## Source information
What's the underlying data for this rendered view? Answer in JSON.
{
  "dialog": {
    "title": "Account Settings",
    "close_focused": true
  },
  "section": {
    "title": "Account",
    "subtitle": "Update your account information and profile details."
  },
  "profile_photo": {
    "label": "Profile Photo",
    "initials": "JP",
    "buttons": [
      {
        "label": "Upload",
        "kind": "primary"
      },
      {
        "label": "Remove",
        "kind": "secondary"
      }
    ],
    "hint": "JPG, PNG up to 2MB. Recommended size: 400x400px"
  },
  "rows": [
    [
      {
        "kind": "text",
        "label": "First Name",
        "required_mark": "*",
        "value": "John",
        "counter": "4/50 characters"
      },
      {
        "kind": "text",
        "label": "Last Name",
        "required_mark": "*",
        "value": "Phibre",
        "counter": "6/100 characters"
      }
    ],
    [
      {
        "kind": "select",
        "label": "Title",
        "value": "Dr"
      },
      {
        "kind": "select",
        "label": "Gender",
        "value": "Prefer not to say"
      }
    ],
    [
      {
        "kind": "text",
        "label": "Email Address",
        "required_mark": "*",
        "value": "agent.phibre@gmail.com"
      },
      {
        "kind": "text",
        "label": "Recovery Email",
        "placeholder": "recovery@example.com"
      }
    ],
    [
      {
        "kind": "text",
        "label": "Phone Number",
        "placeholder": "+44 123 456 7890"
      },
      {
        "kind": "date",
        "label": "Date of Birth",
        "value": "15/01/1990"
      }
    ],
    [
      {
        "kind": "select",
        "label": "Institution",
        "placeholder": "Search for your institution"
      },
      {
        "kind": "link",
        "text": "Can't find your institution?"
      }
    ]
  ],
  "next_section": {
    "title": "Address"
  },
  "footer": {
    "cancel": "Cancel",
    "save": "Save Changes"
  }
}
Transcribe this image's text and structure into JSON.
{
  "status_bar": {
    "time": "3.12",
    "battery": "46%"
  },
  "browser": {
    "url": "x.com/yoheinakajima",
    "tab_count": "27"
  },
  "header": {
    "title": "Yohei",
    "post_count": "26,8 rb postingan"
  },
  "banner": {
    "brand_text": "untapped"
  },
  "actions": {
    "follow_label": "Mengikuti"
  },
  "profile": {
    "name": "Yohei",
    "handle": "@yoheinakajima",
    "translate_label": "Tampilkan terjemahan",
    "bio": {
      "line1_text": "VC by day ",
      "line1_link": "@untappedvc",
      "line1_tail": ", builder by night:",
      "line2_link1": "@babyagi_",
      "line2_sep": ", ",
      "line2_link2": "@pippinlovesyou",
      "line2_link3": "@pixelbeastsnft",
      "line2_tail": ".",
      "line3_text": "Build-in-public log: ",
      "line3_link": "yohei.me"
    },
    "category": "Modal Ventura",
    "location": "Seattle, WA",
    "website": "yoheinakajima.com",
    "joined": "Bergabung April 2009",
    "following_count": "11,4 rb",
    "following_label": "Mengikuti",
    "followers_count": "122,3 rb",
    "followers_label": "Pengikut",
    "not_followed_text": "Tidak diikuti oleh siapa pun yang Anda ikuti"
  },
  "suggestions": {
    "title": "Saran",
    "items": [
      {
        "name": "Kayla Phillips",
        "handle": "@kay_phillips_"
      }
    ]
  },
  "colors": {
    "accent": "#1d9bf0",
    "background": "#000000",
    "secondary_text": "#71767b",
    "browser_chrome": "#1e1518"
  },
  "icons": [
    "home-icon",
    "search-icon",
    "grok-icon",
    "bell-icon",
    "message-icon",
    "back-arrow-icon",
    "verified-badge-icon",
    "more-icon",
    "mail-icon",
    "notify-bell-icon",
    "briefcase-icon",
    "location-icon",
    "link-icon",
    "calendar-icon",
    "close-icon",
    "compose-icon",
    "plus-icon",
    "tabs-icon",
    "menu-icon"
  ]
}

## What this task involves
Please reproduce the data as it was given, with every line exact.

## Written solution
What's the underlying data for this rendered view? Answer in JSON.
{
  "dialog": {
    "title": "Account Settings",
    "close_focused": true
  },
  "section": {
    "title": "Account",
    "subtitle": "Update your account information and profile details."
  },
  "profile_photo": {
    "label": "Profile Photo",
    "initials": "JP",
    "buttons": [
      {
        "label": "Upload",
        "kind": "primary"
      },
      {
        "label": "Remove",
        "kind": "secondary"
      }
    ],
    "hint": "JPG, PNG up to 2MB. Recommended size: 400x400px"
  },
  "rows": [
    [
      {
        "kind": "text",
        "label": "First Name",
        "required_mark": "*",
        "value": "John",
        "counter": "4/50 characters"
      },
      {
        "kind": "text",
        "label": "Last Name",
        "required_mark": "*",
        "value": "Phibre",
        "counter": "6/100 characters"
      }
    ],
    [
      {
        "kind": "select",
        "label": "Title",
        "value": "Dr"
      },
      {
        "kind": "select",
        "label": "Gender",
        "value": "Prefer not to say"
      }
    ],
    [
      {
        "kind": "text",
        "label": "Email Address",
        "required_mark": "*",
        "value": "agent.phibre@gmail.com"
      },
      {
        "kind": "text",
        "label": "Recovery Email",
        "placeholder": "recovery@example.com"
      }
    ],
    [
      {
        "kind": "text",
        "label": "Phone Number",
        "placeholder": "+44 123 456 7890"
      },
      {
        "kind": "date",
        "label": "Date of Birth",
        "value": "15/01/1990"
      }
    ],
    [
      {
        "kind": "select",
        "label": "Institution",
        "placeholder": "Search for your institution"
      },
      {
        "kind": "link",
        "text": "Can't find your institution?"
      }
    ]
  ],
  "next_section": {
    "title": "Address"
  },
  "footer": {
    "cancel": "Cancel",
    "save": "Save Changes"
  }
}
Transcribe this image's text and structure into JSON.
{
  "status_bar": {
    "time": "3.12",
    "battery": "46%"
  },
  "browser": {
    "url": "x.com/yoheinakajima",
    "tab_count": "27"
  },
  "header": {
    "title": "Yohei",
    "post_count": "26,8 rb postingan"
  },
  "banner": {
    "brand_text": "untapped"
  },
  "actions": {
    "follow_label": "Mengikuti"
  },
  "profile": {
    "name": "Yohei",
    "handle": "@yoheinakajima",
    "translate_label": "Tampilkan terjemahan",
    "bio": {
      "line1_text": "VC by day ",
      "line1_link": "@untappedvc",
      "line1_tail": ", builder by night:",
      "line2_link1": "@babyagi_",
      "line2_sep": ", ",
      "line2_link2": "@pippinlovesyou",
      "line2_link3": "@pixelbeastsnft",
      "line2_tail": ".",
      "line3_text": "Build-in-public log: ",
      "line3_link": "yohei.me"
    },
    "category": "Modal Ventura",
    "location": "Seattle, WA",
    "website": "yoheinakajima.com",
    "joined": "Bergabung April 2009",
    "following_count": "11,4 rb",
    "following_label": "Mengikuti",
    "followers_count": "122,3 rb",
    "followers_label": "Pengikut",
    "not_followed_text": "Tidak diikuti oleh siapa pun yang Anda ikuti"
  },
  "suggestions": {
    "title": "Saran",
    "items": [
      {
        "name": "Kayla Phillips",
        "handle": "@kay_phillips_"
      }
    ]
  },
  "colors": {
    "accent": "#1d9bf0",
    "background": "#000000",
    "secondary_text": "#71767b",
    "browser_chrome": "#1e1518"
  },
  "icons": [
    "home-icon",
    "search-icon",
    "grok-icon",
    "bell-icon",
    "message-icon",
    "back-arrow-icon",
    "verified-badge-icon",
    "more-icon",
    "mail-icon",
    "notify-bell-icon",
    "briefcase-icon",
    "location-icon",
    "link-icon",
    "calendar-icon",
    "close-icon",
    "compose-icon",
    "plus-icon",
    "tabs-icon",
    "menu-icon"
  ]
}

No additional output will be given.